There are ups and downs to blogging. Fortunately, the experience for me has been a more positive than negative one. I've heard of bloggers who get criticised so badly that they decided to give up. Thank God nothing of that sort happened to me. I've been quite lucky that people have mostly been quite kind to me. The past 2 years plus was an amazing journey. Being a blogger exposes me to a whole lot of things, meeting up quite a number of people as a blogger even though I'm still anonymous on my blog.

My blogging experience has expanded far beyond just the online world. Right from the start, I thought blogging was just something that I'll do at home, writing at the comfort of my bedroom and nothing else.

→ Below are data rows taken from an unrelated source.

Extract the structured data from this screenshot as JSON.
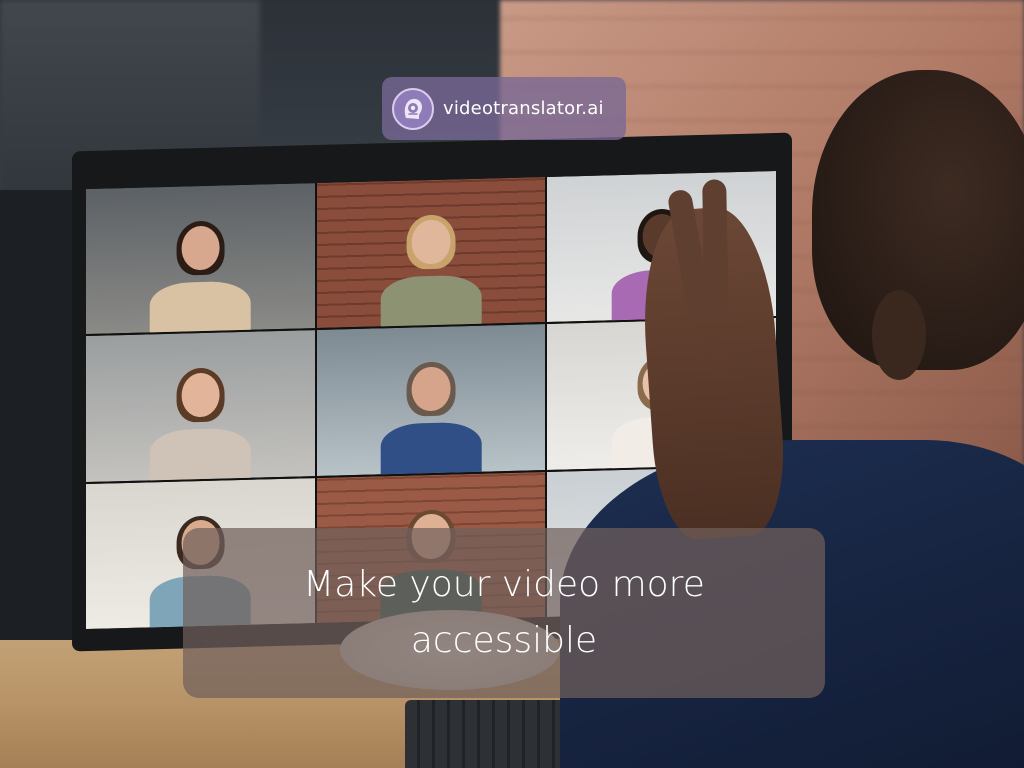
{
  "brand": {
    "name": "videotranslator.ai",
    "logo_icon": "robot-face-icon",
    "badge_color": "#7868a0"
  },
  "caption": {
    "text": "Make your video more accessible"
  },
  "scene": {
    "description_icon": "video-call-grid",
    "participant_count": 9
  }
}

I was completely wrong. I had so much more experience through blogging than just typing away on my keyboard.

Through my blog, I had the opportunity to experience things that I would not have been able to experience if I was just a normal salaried employee in Singapore. The best part of it was meeting new people and discussing on how to spread the importance of financial literacy better. I still believe that if we have the knowledge and build good financial habits from young, we will be much better off and avoid all the financial sufferings later. Credit, debt and retirement issues are still causing a lot of problems for many families because of a mismanagement of money.

I've met up with people who are passionate in bringing financial literacy to the next level. People from various government ministries, educators, investors, businessman, financial bloggers, finance professionals, students are part of the groups of people whom I've met so far. I am careful to meet only those people who are sincere in bringing good to the society through finance and not just about making money.

Earlier this year, I had the chance to work and interact with NTU interactive investment club all thanks to my cousin who introduced me to the club and link me up with the people there. I had the opportunity to contribute and I personalpy saw how young people's lives can be impacted in the areas of financial planning. Students as young as 13 were able to understand the importance of financial planning through games and competition.

I've been busy with lots of things in my life. Working as a freelance mortgage consultant was a role that I took up a few months ago which has given me a lot of experience working with various banks and understanding how mortgage loans work. I could help people get the best rates for their housing loans and at the same time earn some extra money also. Besides this, in July this year, I met the love of my life. Yes I've been dating and in love for the past few months. It has been an amazing journey with her, creating our own experience and memories. I want to thank my precious girlfriend for being who she is and supporting me, encouraging me all these while.

As you can see, money is not the most important thing in my life. Experiences are far more important than what money can bring. However, money is the most basic for our livelihood. I always say take care of the money and you can then pursue the more important things in life without having to worry about money.

The end of the year is coming. Its the festive season as we celebrate Christmas, the season of giving, and cross over to the new year 2016. Have your life been good for the year 2015? Even if its not, I hope all of us will look forward to a greater year in 2016. Happy holidays ahead!!